━━ Record set ━━
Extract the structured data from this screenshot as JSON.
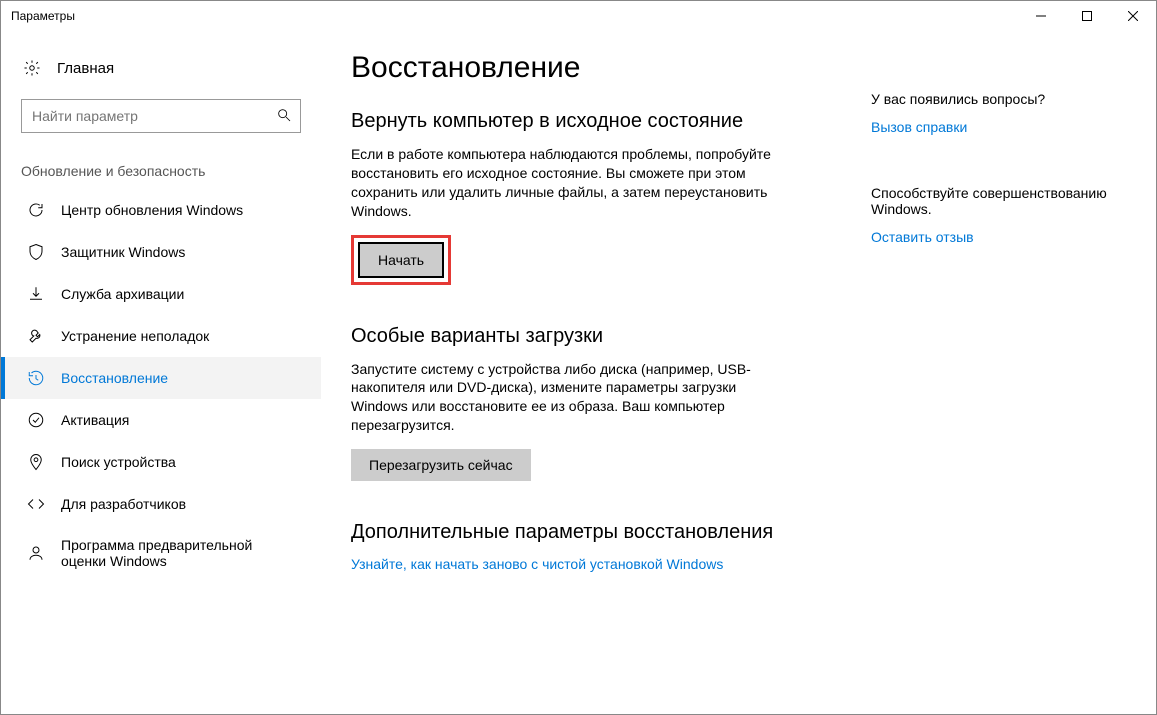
{
  "window": {
    "title": "Параметры"
  },
  "sidebar": {
    "home": "Главная",
    "search_placeholder": "Найти параметр",
    "section_label": "Обновление и безопасность",
    "items": [
      {
        "label": "Центр обновления Windows"
      },
      {
        "label": "Защитник Windows"
      },
      {
        "label": "Служба архивации"
      },
      {
        "label": "Устранение неполадок"
      },
      {
        "label": "Восстановление"
      },
      {
        "label": "Активация"
      },
      {
        "label": "Поиск устройства"
      },
      {
        "label": "Для разработчиков"
      },
      {
        "label": "Программа предварительной оценки Windows"
      }
    ]
  },
  "main": {
    "page_title": "Восстановление",
    "reset": {
      "heading": "Вернуть компьютер в исходное состояние",
      "desc": "Если в работе компьютера наблюдаются проблемы, попробуйте восстановить его исходное состояние. Вы сможете при этом сохранить или удалить личные файлы, а затем переустановить Windows.",
      "button": "Начать"
    },
    "advanced": {
      "heading": "Особые варианты загрузки",
      "desc": "Запустите систему с устройства либо диска (например, USB-накопителя или DVD-диска), измените параметры загрузки Windows или восстановите ее из образа. Ваш компьютер перезагрузится.",
      "button": "Перезагрузить сейчас"
    },
    "more": {
      "heading": "Дополнительные параметры восстановления",
      "link": "Узнайте, как начать заново с чистой установкой Windows"
    }
  },
  "aside": {
    "questions_head": "У вас появились вопросы?",
    "help_link": "Вызов справки",
    "improve_head": "Способствуйте совершенствованию Windows.",
    "feedback_link": "Оставить отзыв"
  }
}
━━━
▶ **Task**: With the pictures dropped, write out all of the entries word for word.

▶ **Written response**:
Extract the structured data from this screenshot as JSON.
{
  "window": {
    "title": "Параметры"
  },
  "sidebar": {
    "home": "Главная",
    "search_placeholder": "Найти параметр",
    "section_label": "Обновление и безопасность",
    "items": [
      {
        "label": "Центр обновления Windows"
      },
      {
        "label": "Защитник Windows"
      },
      {
        "label": "Служба архивации"
      },
      {
        "label": "Устранение неполадок"
      },
      {
        "label": "Восстановление"
      },
      {
        "label": "Активация"
      },
      {
        "label": "Поиск устройства"
      },
      {
        "label": "Для разработчиков"
      },
      {
        "label": "Программа предварительной оценки Windows"
      }
    ]
  },
  "main": {
    "page_title": "Восстановление",
    "reset": {
      "heading": "Вернуть компьютер в исходное состояние",
      "desc": "Если в работе компьютера наблюдаются проблемы, попробуйте восстановить его исходное состояние. Вы сможете при этом сохранить или удалить личные файлы, а затем переустановить Windows.",
      "button": "Начать"
    },
    "advanced": {
      "heading": "Особые варианты загрузки",
      "desc": "Запустите систему с устройства либо диска (например, USB-накопителя или DVD-диска), измените параметры загрузки Windows или восстановите ее из образа. Ваш компьютер перезагрузится.",
      "button": "Перезагрузить сейчас"
    },
    "more": {
      "heading": "Дополнительные параметры восстановления",
      "link": "Узнайте, как начать заново с чистой установкой Windows"
    }
  },
  "aside": {
    "questions_head": "У вас появились вопросы?",
    "help_link": "Вызов справки",
    "improve_head": "Способствуйте совершенствованию Windows.",
    "feedback_link": "Оставить отзыв"
  }
}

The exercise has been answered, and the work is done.